Brief:
Exactly as written, repeat all of the records below.

[Dataset items]
· · · ·
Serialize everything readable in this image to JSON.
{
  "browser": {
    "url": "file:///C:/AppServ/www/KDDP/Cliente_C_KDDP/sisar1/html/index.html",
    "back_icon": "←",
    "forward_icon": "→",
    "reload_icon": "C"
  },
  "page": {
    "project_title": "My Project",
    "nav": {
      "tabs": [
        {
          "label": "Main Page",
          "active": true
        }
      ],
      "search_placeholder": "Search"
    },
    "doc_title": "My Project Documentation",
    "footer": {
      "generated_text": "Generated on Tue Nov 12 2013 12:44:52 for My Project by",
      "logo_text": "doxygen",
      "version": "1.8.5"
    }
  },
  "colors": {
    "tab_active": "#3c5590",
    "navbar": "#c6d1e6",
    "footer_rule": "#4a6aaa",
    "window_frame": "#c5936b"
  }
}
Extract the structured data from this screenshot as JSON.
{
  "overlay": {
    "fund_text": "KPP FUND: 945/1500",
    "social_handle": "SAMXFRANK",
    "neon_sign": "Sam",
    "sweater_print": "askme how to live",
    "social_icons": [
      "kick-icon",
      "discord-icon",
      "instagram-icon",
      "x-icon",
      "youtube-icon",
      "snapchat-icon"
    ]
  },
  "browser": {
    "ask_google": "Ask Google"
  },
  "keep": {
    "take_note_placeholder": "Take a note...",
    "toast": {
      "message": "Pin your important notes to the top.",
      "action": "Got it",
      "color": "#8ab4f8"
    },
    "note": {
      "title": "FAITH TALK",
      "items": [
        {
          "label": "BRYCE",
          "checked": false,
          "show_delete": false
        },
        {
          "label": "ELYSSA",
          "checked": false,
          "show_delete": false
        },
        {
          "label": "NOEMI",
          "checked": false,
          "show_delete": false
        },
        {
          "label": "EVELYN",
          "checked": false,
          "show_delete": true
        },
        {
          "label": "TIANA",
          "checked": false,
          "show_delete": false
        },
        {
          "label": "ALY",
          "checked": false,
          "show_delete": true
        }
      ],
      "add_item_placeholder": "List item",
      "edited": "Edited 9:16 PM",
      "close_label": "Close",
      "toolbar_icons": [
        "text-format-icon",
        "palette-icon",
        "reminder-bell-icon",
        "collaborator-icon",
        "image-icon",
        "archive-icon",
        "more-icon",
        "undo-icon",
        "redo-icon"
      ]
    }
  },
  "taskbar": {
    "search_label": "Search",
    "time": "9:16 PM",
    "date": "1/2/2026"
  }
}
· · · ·
Task output:
Serialize everything readable in this image to JSON.
{
  "browser": {
    "url": "file:///C:/AppServ/www/KDDP/Cliente_C_KDDP/sisar1/html/index.html",
    "back_icon": "←",
    "forward_icon": "→",
    "reload_icon": "C"
  },
  "page": {
    "project_title": "My Project",
    "nav": {
      "tabs": [
        {
          "label": "Main Page",
          "active": true
        }
      ],
      "search_placeholder": "Search"
    },
    "doc_title": "My Project Documentation",
    "footer": {
      "generated_text": "Generated on Tue Nov 12 2013 12:44:52 for My Project by",
      "logo_text": "doxygen",
      "version": "1.8.5"
    }
  },
  "colors": {
    "tab_active": "#3c5590",
    "navbar": "#c6d1e6",
    "footer_rule": "#4a6aaa",
    "window_frame": "#c5936b"
  }
}
Extract the structured data from this screenshot as JSON.
{
  "overlay": {
    "fund_text": "KPP FUND: 945/1500",
    "social_handle": "SAMXFRANK",
    "neon_sign": "Sam",
    "sweater_print": "askme how to live",
    "social_icons": [
      "kick-icon",
      "discord-icon",
      "instagram-icon",
      "x-icon",
      "youtube-icon",
      "snapchat-icon"
    ]
  },
  "browser": {
    "ask_google": "Ask Google"
  },
  "keep": {
    "take_note_placeholder": "Take a note...",
    "toast": {
      "message": "Pin your important notes to the top.",
      "action": "Got it",
      "color": "#8ab4f8"
    },
    "note": {
      "title": "FAITH TALK",
      "items": [
        {
          "label": "BRYCE",
          "checked": false,
          "show_delete": false
        },
        {
          "label": "ELYSSA",
          "checked": false,
          "show_delete": false
        },
        {
          "label": "NOEMI",
          "checked": false,
          "show_delete": false
        },
        {
          "label": "EVELYN",
          "checked": false,
          "show_delete": true
        },
        {
          "label": "TIANA",
          "checked": false,
          "show_delete": false
        },
        {
          "label": "ALY",
          "checked": false,
          "show_delete": true
        }
      ],
      "add_item_placeholder": "List item",
      "edited": "Edited 9:16 PM",
      "close_label": "Close",
      "toolbar_icons": [
        "text-format-icon",
        "palette-icon",
        "reminder-bell-icon",
        "collaborator-icon",
        "image-icon",
        "archive-icon",
        "more-icon",
        "undo-icon",
        "redo-icon"
      ]
    }
  },
  "taskbar": {
    "search_label": "Search",
    "time": "9:16 PM",
    "date": "1/2/2026"
  }
}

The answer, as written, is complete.